- [AIM OF THE EXERCISE] Make an exact copy of the records below. Include every line.
════════════════════
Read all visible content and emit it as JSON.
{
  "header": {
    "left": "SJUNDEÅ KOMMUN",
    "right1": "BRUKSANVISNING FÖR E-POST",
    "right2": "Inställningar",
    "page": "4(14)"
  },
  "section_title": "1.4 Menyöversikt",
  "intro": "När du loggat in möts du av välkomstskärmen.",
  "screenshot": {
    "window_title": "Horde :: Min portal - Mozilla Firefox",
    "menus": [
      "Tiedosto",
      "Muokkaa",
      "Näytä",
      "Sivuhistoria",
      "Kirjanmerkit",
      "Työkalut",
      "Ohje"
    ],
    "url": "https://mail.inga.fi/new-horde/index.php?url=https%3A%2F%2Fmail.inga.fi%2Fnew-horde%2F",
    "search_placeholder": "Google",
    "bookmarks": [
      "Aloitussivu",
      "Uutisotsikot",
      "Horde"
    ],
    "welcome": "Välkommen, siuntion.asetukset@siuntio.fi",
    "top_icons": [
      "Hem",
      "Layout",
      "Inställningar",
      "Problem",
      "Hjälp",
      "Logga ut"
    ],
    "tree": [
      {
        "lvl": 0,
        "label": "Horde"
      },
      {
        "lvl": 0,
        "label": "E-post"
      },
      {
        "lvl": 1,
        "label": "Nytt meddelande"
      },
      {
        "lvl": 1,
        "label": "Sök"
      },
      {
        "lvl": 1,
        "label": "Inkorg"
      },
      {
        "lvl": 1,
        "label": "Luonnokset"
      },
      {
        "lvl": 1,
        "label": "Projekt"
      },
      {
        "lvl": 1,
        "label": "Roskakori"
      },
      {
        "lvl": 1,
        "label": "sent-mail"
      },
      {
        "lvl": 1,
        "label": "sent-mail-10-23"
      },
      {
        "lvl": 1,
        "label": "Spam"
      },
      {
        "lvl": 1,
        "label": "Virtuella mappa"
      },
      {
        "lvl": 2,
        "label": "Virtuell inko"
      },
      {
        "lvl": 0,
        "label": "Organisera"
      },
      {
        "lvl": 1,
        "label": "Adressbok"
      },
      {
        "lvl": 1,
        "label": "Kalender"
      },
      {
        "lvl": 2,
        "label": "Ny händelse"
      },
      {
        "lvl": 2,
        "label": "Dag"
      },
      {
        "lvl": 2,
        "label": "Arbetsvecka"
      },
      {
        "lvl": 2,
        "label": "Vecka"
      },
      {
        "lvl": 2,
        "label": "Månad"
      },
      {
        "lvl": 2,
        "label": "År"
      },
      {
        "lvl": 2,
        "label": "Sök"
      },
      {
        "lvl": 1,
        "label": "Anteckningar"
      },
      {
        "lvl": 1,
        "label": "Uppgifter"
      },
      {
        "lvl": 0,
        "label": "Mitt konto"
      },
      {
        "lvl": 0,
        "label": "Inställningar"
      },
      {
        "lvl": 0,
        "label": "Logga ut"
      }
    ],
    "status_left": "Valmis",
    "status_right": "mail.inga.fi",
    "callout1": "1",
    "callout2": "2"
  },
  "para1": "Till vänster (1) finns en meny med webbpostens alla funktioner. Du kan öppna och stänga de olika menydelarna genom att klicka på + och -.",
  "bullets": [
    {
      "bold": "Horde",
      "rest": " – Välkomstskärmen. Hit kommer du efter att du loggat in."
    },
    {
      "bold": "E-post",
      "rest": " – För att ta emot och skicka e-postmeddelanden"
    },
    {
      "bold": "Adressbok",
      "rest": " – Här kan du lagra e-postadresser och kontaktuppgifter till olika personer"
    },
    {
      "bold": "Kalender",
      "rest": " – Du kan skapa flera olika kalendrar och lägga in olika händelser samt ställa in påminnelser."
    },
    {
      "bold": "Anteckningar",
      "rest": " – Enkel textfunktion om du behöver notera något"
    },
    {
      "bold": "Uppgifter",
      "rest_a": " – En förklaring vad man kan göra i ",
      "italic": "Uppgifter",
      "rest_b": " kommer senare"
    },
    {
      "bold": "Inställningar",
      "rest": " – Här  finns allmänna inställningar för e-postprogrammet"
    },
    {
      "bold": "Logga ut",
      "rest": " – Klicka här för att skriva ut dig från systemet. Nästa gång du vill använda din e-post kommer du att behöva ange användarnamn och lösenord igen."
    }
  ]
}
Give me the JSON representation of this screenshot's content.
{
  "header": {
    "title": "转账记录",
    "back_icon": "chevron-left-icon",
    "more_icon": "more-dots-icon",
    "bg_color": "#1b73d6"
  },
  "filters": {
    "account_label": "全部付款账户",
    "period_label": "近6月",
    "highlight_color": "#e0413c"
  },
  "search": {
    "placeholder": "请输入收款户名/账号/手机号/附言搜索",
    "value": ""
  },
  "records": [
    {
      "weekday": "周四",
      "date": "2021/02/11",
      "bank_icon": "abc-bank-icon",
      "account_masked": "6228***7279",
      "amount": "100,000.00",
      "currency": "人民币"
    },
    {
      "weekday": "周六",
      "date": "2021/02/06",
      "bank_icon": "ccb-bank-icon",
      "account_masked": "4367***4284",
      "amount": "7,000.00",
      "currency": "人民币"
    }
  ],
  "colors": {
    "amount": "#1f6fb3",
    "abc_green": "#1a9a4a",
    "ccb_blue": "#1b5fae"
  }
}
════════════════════
- [SOLUTION]
Read all visible content and emit it as JSON.
{
  "header": {
    "left": "SJUNDEÅ KOMMUN",
    "right1": "BRUKSANVISNING FÖR E-POST",
    "right2": "Inställningar",
    "page": "4(14)"
  },
  "section_title": "1.4 Menyöversikt",
  "intro": "När du loggat in möts du av välkomstskärmen.",
  "screenshot": {
    "window_title": "Horde :: Min portal - Mozilla Firefox",
    "menus": [
      "Tiedosto",
      "Muokkaa",
      "Näytä",
      "Sivuhistoria",
      "Kirjanmerkit",
      "Työkalut",
      "Ohje"
    ],
    "url": "https://mail.inga.fi/new-horde/index.php?url=https%3A%2F%2Fmail.inga.fi%2Fnew-horde%2F",
    "search_placeholder": "Google",
    "bookmarks": [
      "Aloitussivu",
      "Uutisotsikot",
      "Horde"
    ],
    "welcome": "Välkommen, siuntion.asetukset@siuntio.fi",
    "top_icons": [
      "Hem",
      "Layout",
      "Inställningar",
      "Problem",
      "Hjälp",
      "Logga ut"
    ],
    "tree": [
      {
        "lvl": 0,
        "label": "Horde"
      },
      {
        "lvl": 0,
        "label": "E-post"
      },
      {
        "lvl": 1,
        "label": "Nytt meddelande"
      },
      {
        "lvl": 1,
        "label": "Sök"
      },
      {
        "lvl": 1,
        "label": "Inkorg"
      },
      {
        "lvl": 1,
        "label": "Luonnokset"
      },
      {
        "lvl": 1,
        "label": "Projekt"
      },
      {
        "lvl": 1,
        "label": "Roskakori"
      },
      {
        "lvl": 1,
        "label": "sent-mail"
      },
      {
        "lvl": 1,
        "label": "sent-mail-10-23"
      },
      {
        "lvl": 1,
        "label": "Spam"
      },
      {
        "lvl": 1,
        "label": "Virtuella mappa"
      },
      {
        "lvl": 2,
        "label": "Virtuell inko"
      },
      {
        "lvl": 0,
        "label": "Organisera"
      },
      {
        "lvl": 1,
        "label": "Adressbok"
      },
      {
        "lvl": 1,
        "label": "Kalender"
      },
      {
        "lvl": 2,
        "label": "Ny händelse"
      },
      {
        "lvl": 2,
        "label": "Dag"
      },
      {
        "lvl": 2,
        "label": "Arbetsvecka"
      },
      {
        "lvl": 2,
        "label": "Vecka"
      },
      {
        "lvl": 2,
        "label": "Månad"
      },
      {
        "lvl": 2,
        "label": "År"
      },
      {
        "lvl": 2,
        "label": "Sök"
      },
      {
        "lvl": 1,
        "label": "Anteckningar"
      },
      {
        "lvl": 1,
        "label": "Uppgifter"
      },
      {
        "lvl": 0,
        "label": "Mitt konto"
      },
      {
        "lvl": 0,
        "label": "Inställningar"
      },
      {
        "lvl": 0,
        "label": "Logga ut"
      }
    ],
    "status_left": "Valmis",
    "status_right": "mail.inga.fi",
    "callout1": "1",
    "callout2": "2"
  },
  "para1": "Till vänster (1) finns en meny med webbpostens alla funktioner. Du kan öppna och stänga de olika menydelarna genom att klicka på + och -.",
  "bullets": [
    {
      "bold": "Horde",
      "rest": " – Välkomstskärmen. Hit kommer du efter att du loggat in."
    },
    {
      "bold": "E-post",
      "rest": " – För att ta emot och skicka e-postmeddelanden"
    },
    {
      "bold": "Adressbok",
      "rest": " – Här kan du lagra e-postadresser och kontaktuppgifter till olika personer"
    },
    {
      "bold": "Kalender",
      "rest": " – Du kan skapa flera olika kalendrar och lägga in olika händelser samt ställa in påminnelser."
    },
    {
      "bold": "Anteckningar",
      "rest": " – Enkel textfunktion om du behöver notera något"
    },
    {
      "bold": "Uppgifter",
      "rest_a": " – En förklaring vad man kan göra i ",
      "italic": "Uppgifter",
      "rest_b": " kommer senare"
    },
    {
      "bold": "Inställningar",
      "rest": " – Här  finns allmänna inställningar för e-postprogrammet"
    },
    {
      "bold": "Logga ut",
      "rest": " – Klicka här för att skriva ut dig från systemet. Nästa gång du vill använda din e-post kommer du att behöva ange användarnamn och lösenord igen."
    }
  ]
}
Give me the JSON representation of this screenshot's content.
{
  "header": {
    "title": "转账记录",
    "back_icon": "chevron-left-icon",
    "more_icon": "more-dots-icon",
    "bg_color": "#1b73d6"
  },
  "filters": {
    "account_label": "全部付款账户",
    "period_label": "近6月",
    "highlight_color": "#e0413c"
  },
  "search": {
    "placeholder": "请输入收款户名/账号/手机号/附言搜索",
    "value": ""
  },
  "records": [
    {
      "weekday": "周四",
      "date": "2021/02/11",
      "bank_icon": "abc-bank-icon",
      "account_masked": "6228***7279",
      "amount": "100,000.00",
      "currency": "人民币"
    },
    {
      "weekday": "周六",
      "date": "2021/02/06",
      "bank_icon": "ccb-bank-icon",
      "account_masked": "4367***4284",
      "amount": "7,000.00",
      "currency": "人民币"
    }
  ],
  "colors": {
    "amount": "#1f6fb3",
    "abc_green": "#1a9a4a",
    "ccb_blue": "#1b5fae"
  }
}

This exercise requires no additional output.